Companions in Misery

A cold mountain, a mismatched pair, and a meditation on the strange chemistry of partnership

Nov 1, 2000
Outside Magazine

"BLACKBIRD SINGING in the dead of night..."

"Take these broken wings and learn to fly..."

We're alternating lines, harmonizing on the chorus. In a rare moment of reasonableness, Mike and I have decided that if Chouinard and Ridgeway found the Cassin too risky, we probably would too. We're bound for the West Buttress instead. Hammering up the glacier, we keep the rope taut between us, like a ligament connecting two bones that form one joint. We move at the same pace. We have always moved at the same pace. We can't imagine it otherwise. We have been partners since boyhood.

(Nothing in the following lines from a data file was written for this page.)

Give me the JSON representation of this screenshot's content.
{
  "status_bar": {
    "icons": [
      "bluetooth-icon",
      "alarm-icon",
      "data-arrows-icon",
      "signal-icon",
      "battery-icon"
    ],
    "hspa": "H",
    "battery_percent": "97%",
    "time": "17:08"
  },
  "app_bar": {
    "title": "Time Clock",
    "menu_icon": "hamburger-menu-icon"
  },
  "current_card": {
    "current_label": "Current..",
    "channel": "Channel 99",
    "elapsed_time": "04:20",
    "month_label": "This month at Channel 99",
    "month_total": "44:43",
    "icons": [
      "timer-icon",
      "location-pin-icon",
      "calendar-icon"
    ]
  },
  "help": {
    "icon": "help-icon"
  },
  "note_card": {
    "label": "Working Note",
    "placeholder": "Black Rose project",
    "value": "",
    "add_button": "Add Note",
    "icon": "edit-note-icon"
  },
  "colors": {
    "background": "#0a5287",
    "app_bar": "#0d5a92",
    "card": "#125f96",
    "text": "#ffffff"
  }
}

In high school we double-dated, built snow caves, climbed the local crags. After high school we lit out to see the world. Hitchhiked across north Africa, got arrested in Russia, hopped trains across Europe. When our money ran out we took to sneaking into university cafeterias in Milan, Barcelona, and Paris, where the girls were gorgeous even if they ignored us.

Back in the U.S. it was summers in Yosemite or Joshua Tree or the Tetons, winters ice climbing in the Rockies, arguing ceaselessly about Sartre or sex. When we latched onto the idea of climbing McKinley we were penniless college kids clothed by the Salvation Army. We sold T-shirts for funding and sewed all our own equipment: eccentric, outlandish jackets, homemade backpacks. What we had to buy we bought used. Leather, full-steel shank, 15-pound Frankenstein double-boots. Heavy downhill skis with first-generation Ramer bindings. Salewa ice screws. Miserable, even dangerous, gear. But what we lacked in accoutrements we made up for in a partnership of perfect pitch.


More at Outside

Elsewhere on the Web

Not Now

Open a World of Adventure

Our Dispatch email delivers the stories you can’t afford to miss.

Thank you!